Research is something many, if not most, family physicians leave behind after completing their residency. But for some, the opportunity to participate in practice-based research is a reward unto itself.
The AAFP provides just such an opportunity via its AAFP National Research Network (AAFP NRN), whose mission is to support, conduct and disseminate practice-based primary care research that improves health care and benefits the health of patients, their families and communities.
The Academy created the AAFP NRN in 1999 to fill a void in primary care research left after the Ambulatory Sentinel Practice Network, which had conducted more than two decades of practice-based research, ceased operations.
In the more than 12 years it has existed, the AAFP NRN has grown into an organization that boasts 2,200 clinician members in 600 offices in 49 states, Washington, D.C., and four Canadian provinces.
Since its inception, the AAFP NRN has conducted 55 studies and published 59 articles, providing primary care physicians with evidence-based research to help improve the health of their patients and communities.
Last year alone, the network published 12 articles, including reports on motivational interviewing (Members/Subscribers Only) and medical home transformation(journals.lww.com) (abstract), as well as three pieces about collaborative care that resulted from a research development conference funded by the Agency for Healthcare Research and Quality (AHRQ). Two other articles also have been accepted for publication. In addition, the AAFP NRN has 18 studies currently in progress and several others in the planning stages.

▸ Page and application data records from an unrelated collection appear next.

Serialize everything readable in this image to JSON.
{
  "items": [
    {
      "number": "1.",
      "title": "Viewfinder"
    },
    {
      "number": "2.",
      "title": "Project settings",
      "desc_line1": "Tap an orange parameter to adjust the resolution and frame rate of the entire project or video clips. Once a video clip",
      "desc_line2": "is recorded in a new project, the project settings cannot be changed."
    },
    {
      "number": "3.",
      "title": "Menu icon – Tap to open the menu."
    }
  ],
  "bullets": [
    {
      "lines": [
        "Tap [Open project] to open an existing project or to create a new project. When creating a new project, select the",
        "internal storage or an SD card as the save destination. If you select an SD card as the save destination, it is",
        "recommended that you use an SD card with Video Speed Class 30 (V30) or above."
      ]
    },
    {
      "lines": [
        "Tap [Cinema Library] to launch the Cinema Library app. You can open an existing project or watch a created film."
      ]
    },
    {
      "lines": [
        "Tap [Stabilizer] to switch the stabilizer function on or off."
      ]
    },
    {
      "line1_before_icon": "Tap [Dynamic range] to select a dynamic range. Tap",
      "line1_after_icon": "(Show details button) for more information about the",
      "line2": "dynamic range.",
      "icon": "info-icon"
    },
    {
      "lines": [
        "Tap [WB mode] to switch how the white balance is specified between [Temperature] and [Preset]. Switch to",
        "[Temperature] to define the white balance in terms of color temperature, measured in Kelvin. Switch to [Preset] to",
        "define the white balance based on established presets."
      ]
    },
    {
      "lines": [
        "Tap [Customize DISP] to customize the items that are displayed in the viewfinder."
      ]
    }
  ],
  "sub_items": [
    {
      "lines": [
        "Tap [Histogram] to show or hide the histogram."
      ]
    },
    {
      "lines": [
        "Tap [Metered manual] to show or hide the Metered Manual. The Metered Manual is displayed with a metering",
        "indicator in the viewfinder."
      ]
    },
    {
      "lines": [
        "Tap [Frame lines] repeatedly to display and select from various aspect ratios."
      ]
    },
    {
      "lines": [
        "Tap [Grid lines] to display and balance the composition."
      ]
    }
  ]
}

The AAFP NRN has two sub-networks:
- the Collaborative Care Research Network, which investigates and evaluates the integration of mental health services in primary care settings, and
- the Electronic National Quality Improvement and Research Network, which is a network of electronic health records from 150 clinics nationwide and part of the Distributed Ambulatory Research in Therapeutics Network Institute, a rapidly growing collaboration of practice-based research networks that are working to build a national collection of electronic health record data, claims data and patient-reported outcomes data.
All of this research -- which covers an exhaustive list of topics from asthma to sleep disorders -- is funded through grants from external sponsors. As of the end of 2011, the AAFP NRN had secured more than $17 million in funding from external sources, including federal agencies, such as the CDC; industry; private foundations; and other entities. Several new grant applications are pending.
You can play a vital role in the AAFP NRN. Involving more practices, physicians and patients in the network's research projects will lead to improved and more diverse data, as well as new research opportunities. The bigger the sample size, the more questions researchers can answer. The wider the selection of practices the network can choose from, the more powerful its research will be.
In short, joining the AAFP NRN allows you to participate in research that benefits the specialty of family medicine while improving the quality of care you provide.
According to the AHRQ's Practice-Based Research Network Resource Center, more than 11,300 family medicine physicians are members of practice-based research networks, including the AAFP NRN. That's an impressive number, but it's still a small percentage of the nation's active family docs.
Although some of you may feel you don't have time to participate in research, your practices still may be able to contribute to this important work. Many of the AAFP NRN's studies have benefited from the involvement of nurse practitioners, physician assistants and other medical professionals who work with AAFP members and other primary care physicians.
The level of involvement of physicians and their staff members in the AAFP NRN's research is up to network members. They can pick and choose the projects in which they participate. The types of studies the network conducts include surveys, randomized controlled trials, qualitative evaluations, electronic data pulls and practice improvement projects.
Practices also benefit from modest stipends paid for participating in each study, and you may get an opportunity to connect with colleagues and learn in a collaborative setting.
The bottom line is that the work of AAFP NRN enables family physicians to better care for patients, and who wouldn't want to be part of that experience?